• _Problem description_
No pictures, everything else exact: set down the entries in full.

• _Supplied information_
────────

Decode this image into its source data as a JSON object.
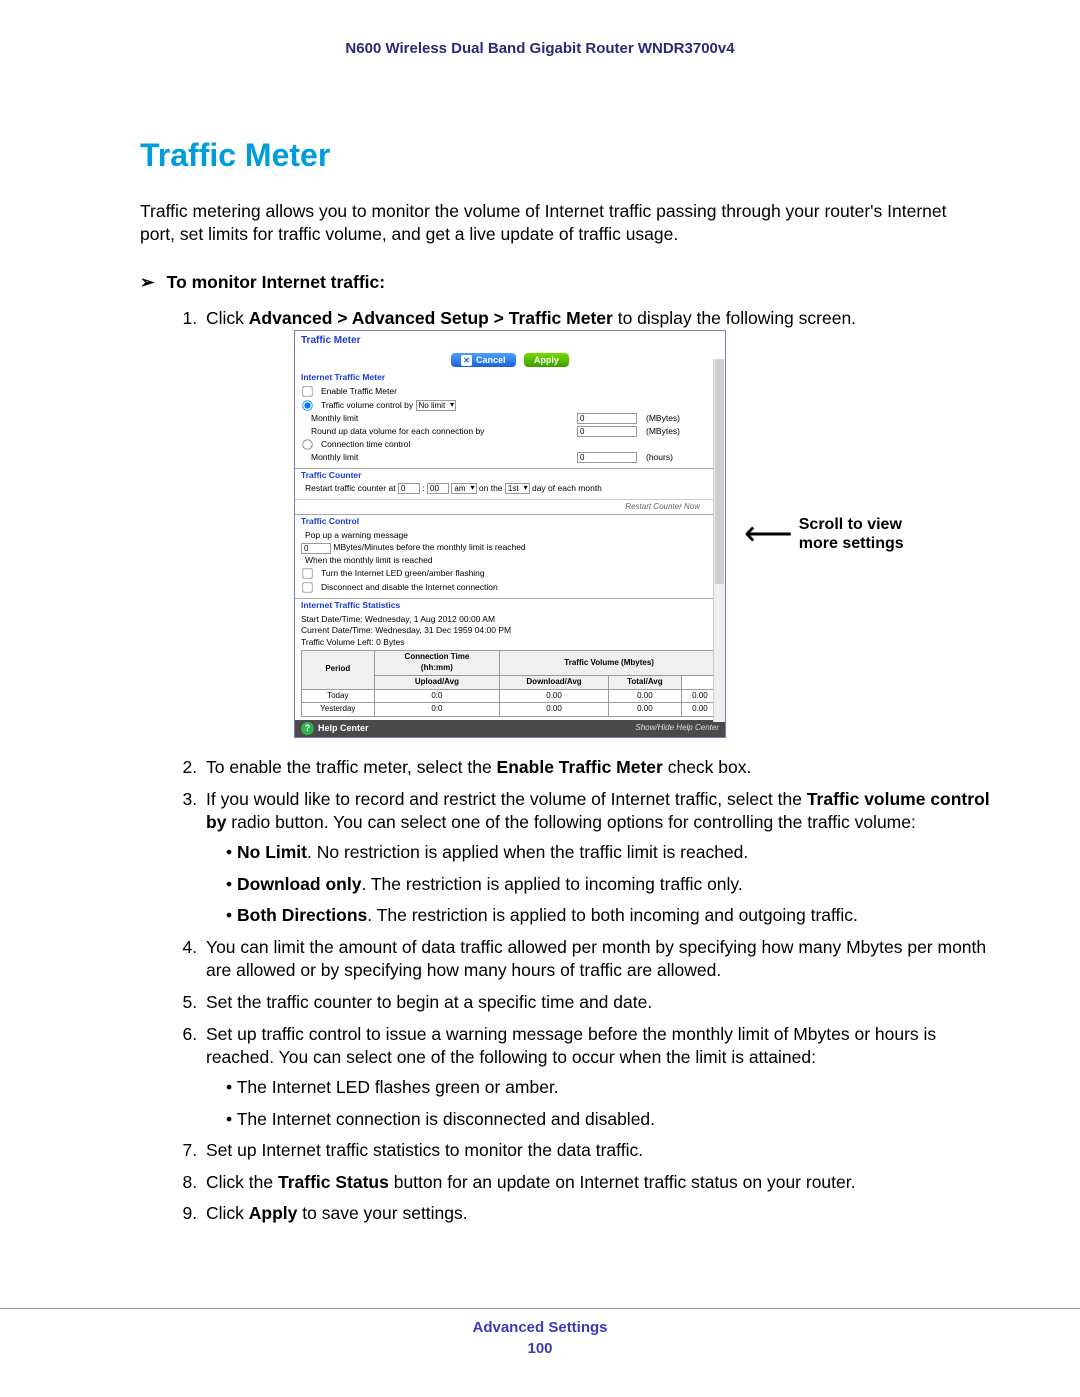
{
  "header": {
    "product": "N600 Wireless Dual Band Gigabit Router WNDR3700v4"
  },
  "section": {
    "title": "Traffic Meter"
  },
  "intro": "Traffic metering allows you to monitor the volume of Internet traffic passing through your router's Internet port, set limits for traffic volume, and get a live update of traffic usage.",
  "task": {
    "arrow": "➢",
    "heading": "To monitor Internet traffic:"
  },
  "steps": {
    "s1a": "Click ",
    "s1b": "Advanced > Advanced Setup > Traffic Meter",
    "s1c": " to display the following screen.",
    "s2a": "To enable the traffic meter, select the ",
    "s2b": "Enable Traffic Meter",
    "s2c": " check box.",
    "s3a": "If you would like to record and restrict the volume of Internet traffic, select the ",
    "s3b": "Traffic volume control by",
    "s3c": " radio button. You can select one of the following options for controlling the traffic volume:",
    "s3_b1a": "No Limit",
    "s3_b1b": ". No restriction is applied when the traffic limit is reached.",
    "s3_b2a": "Download only",
    "s3_b2b": ". The restriction is applied to incoming traffic only.",
    "s3_b3a": "Both Directions",
    "s3_b3b": ". The restriction is applied to both incoming and outgoing traffic.",
    "s4": "You can limit the amount of data traffic allowed per month by specifying how many Mbytes per month are allowed or by specifying how many hours of traffic are allowed.",
    "s5": "Set the traffic counter to begin at a specific time and date.",
    "s6": "Set up traffic control to issue a warning message before the monthly limit of Mbytes or hours is reached. You can select one of the following to occur when the limit is attained:",
    "s6_b1": "The Internet LED flashes green or amber.",
    "s6_b2": "The Internet connection is disconnected and disabled.",
    "s7": "Set up Internet traffic statistics to monitor the data traffic.",
    "s8a": "Click the ",
    "s8b": "Traffic Status",
    "s8c": " button for an update on Internet traffic status on your router.",
    "s9a": "Click ",
    "s9b": "Apply",
    "s9c": " to save your settings."
  },
  "annot": {
    "scroll1": "Scroll to view",
    "scroll2": "more settings"
  },
  "shot": {
    "title": "Traffic Meter",
    "btn_cancel": "Cancel",
    "btn_apply": "Apply",
    "sec1_h": "Internet Traffic Meter",
    "cb_enable": "Enable Traffic Meter",
    "rb_vol_lbl": "Traffic volume control by",
    "sel_nolimit": "No limit",
    "ml_lbl": "Monthly limit",
    "ml_val": "0",
    "ml_unit": "(MBytes)",
    "round_lbl": "Round up data volume for each connection by",
    "round_val": "0",
    "round_unit": "(MBytes)",
    "rb_time_lbl": "Connection time control",
    "ml2_lbl": "Monthly limit",
    "ml2_val": "0",
    "ml2_unit": "(hours)",
    "sec2_h": "Traffic Counter",
    "restart_lbl": "Restart traffic counter at",
    "restart_hh": "0",
    "restart_mm": "00",
    "restart_ampm": "am",
    "restart_on": "on the",
    "restart_day": "1st",
    "restart_end": "day of each month",
    "restart_btn": "Restart Counter Now",
    "sec3_h": "Traffic Control",
    "popup_lbl": "Pop up a warning message",
    "warn_val": "0",
    "warn_tail": "MBytes/Minutes before the monthly limit is reached",
    "when_lbl": "When the monthly limit is reached",
    "cb_led": "Turn the Internet LED green/amber flashing",
    "cb_disc": "Disconnect and disable the Internet connection",
    "sec4_h": "Internet Traffic Statistics",
    "stat_start": "Start Date/Time: Wednesday, 1 Aug 2012 00:00 AM",
    "stat_curr": "Current Date/Time: Wednesday, 31 Dec 1959 04:00 PM",
    "stat_left": "Traffic Volume Left: 0 Bytes",
    "th_period": "Period",
    "th_conn": "Connection Time",
    "th_connsub": "(hh:mm)",
    "th_vol": "Traffic Volume (Mbytes)",
    "th_up": "Upload/Avg",
    "th_down": "Download/Avg",
    "th_total": "Total/Avg",
    "row_today": "Today",
    "row_yest": "Yesterday",
    "v00": "0:0",
    "v000": "0.00",
    "help": "Help Center",
    "help_sh": "Show/Hide Help Center"
  },
  "footer": {
    "name": "Advanced Settings",
    "page": "100"
  }
}
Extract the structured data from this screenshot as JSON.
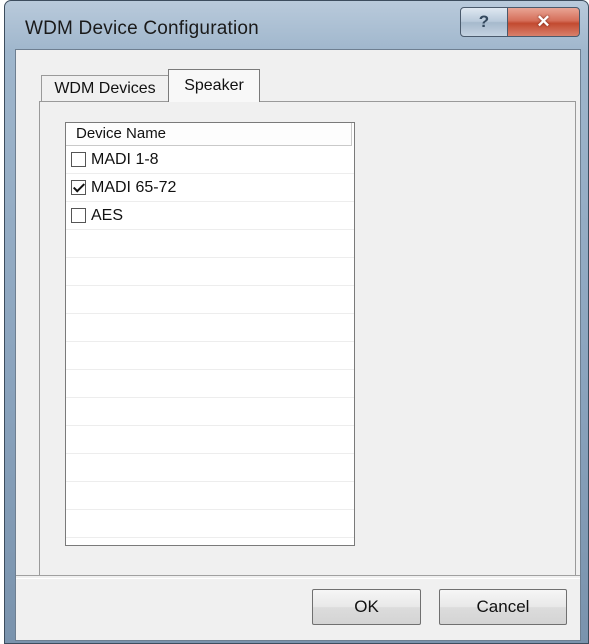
{
  "window": {
    "title": "WDM Device Configuration",
    "help_label": "?",
    "close_label": "✕"
  },
  "tabs": [
    {
      "label": "WDM Devices",
      "selected": false
    },
    {
      "label": "Speaker",
      "selected": true
    }
  ],
  "list": {
    "header": "Device Name",
    "items": [
      {
        "label": "MADI 1-8",
        "checked": false
      },
      {
        "label": "MADI 65-72",
        "checked": true
      },
      {
        "label": "AES",
        "checked": false
      }
    ]
  },
  "buttons": {
    "ok_label": "OK",
    "cancel_label": "Cancel"
  }
}
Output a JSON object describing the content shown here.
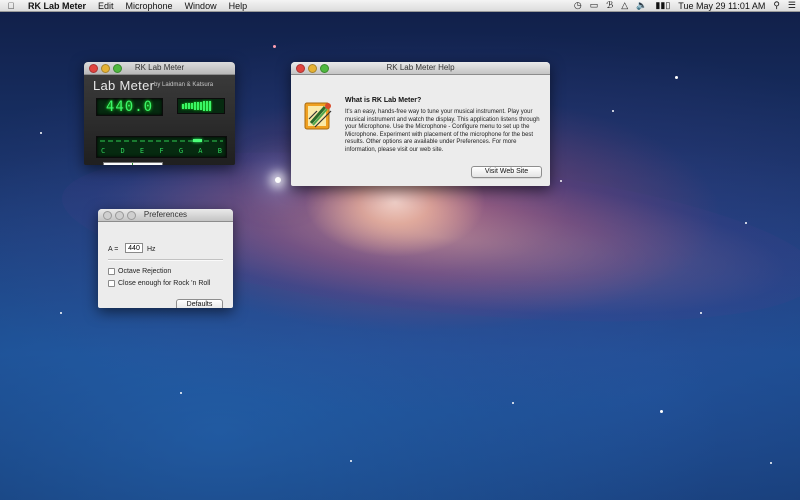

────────

• _Exercise response_
Decode this image into its source data as a JSON object.
{
  "header": {
    "product": "N600 Wireless Dual Band Gigabit Router WNDR3700v4"
  },
  "section": {
    "title": "Traffic Meter"
  },
  "intro": "Traffic metering allows you to monitor the volume of Internet traffic passing through your router's Internet port, set limits for traffic volume, and get a live update of traffic usage.",
  "task": {
    "arrow": "➢",
    "heading": "To monitor Internet traffic:"
  },
  "steps": {
    "s1a": "Click ",
    "s1b": "Advanced > Advanced Setup > Traffic Meter",
    "s1c": " to display the following screen.",
    "s2a": "To enable the traffic meter, select the ",
    "s2b": "Enable Traffic Meter",
    "s2c": " check box.",
    "s3a": "If you would like to record and restrict the volume of Internet traffic, select the ",
    "s3b": "Traffic volume control by",
    "s3c": " radio button. You can select one of the following options for controlling the traffic volume:",
    "s3_b1a": "No Limit",
    "s3_b1b": ". No restriction is applied when the traffic limit is reached.",
    "s3_b2a": "Download only",
    "s3_b2b": ". The restriction is applied to incoming traffic only.",
    "s3_b3a": "Both Directions",
    "s3_b3b": ". The restriction is applied to both incoming and outgoing traffic.",
    "s4": "You can limit the amount of data traffic allowed per month by specifying how many Mbytes per month are allowed or by specifying how many hours of traffic are allowed.",
    "s5": "Set the traffic counter to begin at a specific time and date.",
    "s6": "Set up traffic control to issue a warning message before the monthly limit of Mbytes or hours is reached. You can select one of the following to occur when the limit is attained:",
    "s6_b1": "The Internet LED flashes green or amber.",
    "s6_b2": "The Internet connection is disconnected and disabled.",
    "s7": "Set up Internet traffic statistics to monitor the data traffic.",
    "s8a": "Click the ",
    "s8b": "Traffic Status",
    "s8c": " button for an update on Internet traffic status on your router.",
    "s9a": "Click ",
    "s9b": "Apply",
    "s9c": " to save your settings."
  },
  "annot": {
    "scroll1": "Scroll to view",
    "scroll2": "more settings"
  },
  "shot": {
    "title": "Traffic Meter",
    "btn_cancel": "Cancel",
    "btn_apply": "Apply",
    "sec1_h": "Internet Traffic Meter",
    "cb_enable": "Enable Traffic Meter",
    "rb_vol_lbl": "Traffic volume control by",
    "sel_nolimit": "No limit",
    "ml_lbl": "Monthly limit",
    "ml_val": "0",
    "ml_unit": "(MBytes)",
    "round_lbl": "Round up data volume for each connection by",
    "round_val": "0",
    "round_unit": "(MBytes)",
    "rb_time_lbl": "Connection time control",
    "ml2_lbl": "Monthly limit",
    "ml2_val": "0",
    "ml2_unit": "(hours)",
    "sec2_h": "Traffic Counter",
    "restart_lbl": "Restart traffic counter at",
    "restart_hh": "0",
    "restart_mm": "00",
    "restart_ampm": "am",
    "restart_on": "on the",
    "restart_day": "1st",
    "restart_end": "day of each month",
    "restart_btn": "Restart Counter Now",
    "sec3_h": "Traffic Control",
    "popup_lbl": "Pop up a warning message",
    "warn_val": "0",
    "warn_tail": "MBytes/Minutes before the monthly limit is reached",
    "when_lbl": "When the monthly limit is reached",
    "cb_led": "Turn the Internet LED green/amber flashing",
    "cb_disc": "Disconnect and disable the Internet connection",
    "sec4_h": "Internet Traffic Statistics",
    "stat_start": "Start Date/Time: Wednesday, 1 Aug 2012 00:00 AM",
    "stat_curr": "Current Date/Time: Wednesday, 31 Dec 1959 04:00 PM",
    "stat_left": "Traffic Volume Left: 0 Bytes",
    "th_period": "Period",
    "th_conn": "Connection Time",
    "th_connsub": "(hh:mm)",
    "th_vol": "Traffic Volume (Mbytes)",
    "th_up": "Upload/Avg",
    "th_down": "Download/Avg",
    "th_total": "Total/Avg",
    "row_today": "Today",
    "row_yest": "Yesterday",
    "v00": "0:0",
    "v000": "0.00",
    "help": "Help Center",
    "help_sh": "Show/Hide Help Center"
  },
  "footer": {
    "name": "Advanced Settings",
    "page": "100"
  }
}
Extract the structured data from this screenshot as JSON.
{
  "window": {
    "title": "WDM Device Configuration",
    "help_label": "?",
    "close_label": "✕"
  },
  "tabs": [
    {
      "label": "WDM Devices",
      "selected": false
    },
    {
      "label": "Speaker",
      "selected": true
    }
  ],
  "list": {
    "header": "Device Name",
    "items": [
      {
        "label": "MADI 1-8",
        "checked": false
      },
      {
        "label": "MADI 65-72",
        "checked": true
      },
      {
        "label": "AES",
        "checked": false
      }
    ]
  },
  "buttons": {
    "ok_label": "OK",
    "cancel_label": "Cancel"
  }
}
Output a JSON object describing the content shown here.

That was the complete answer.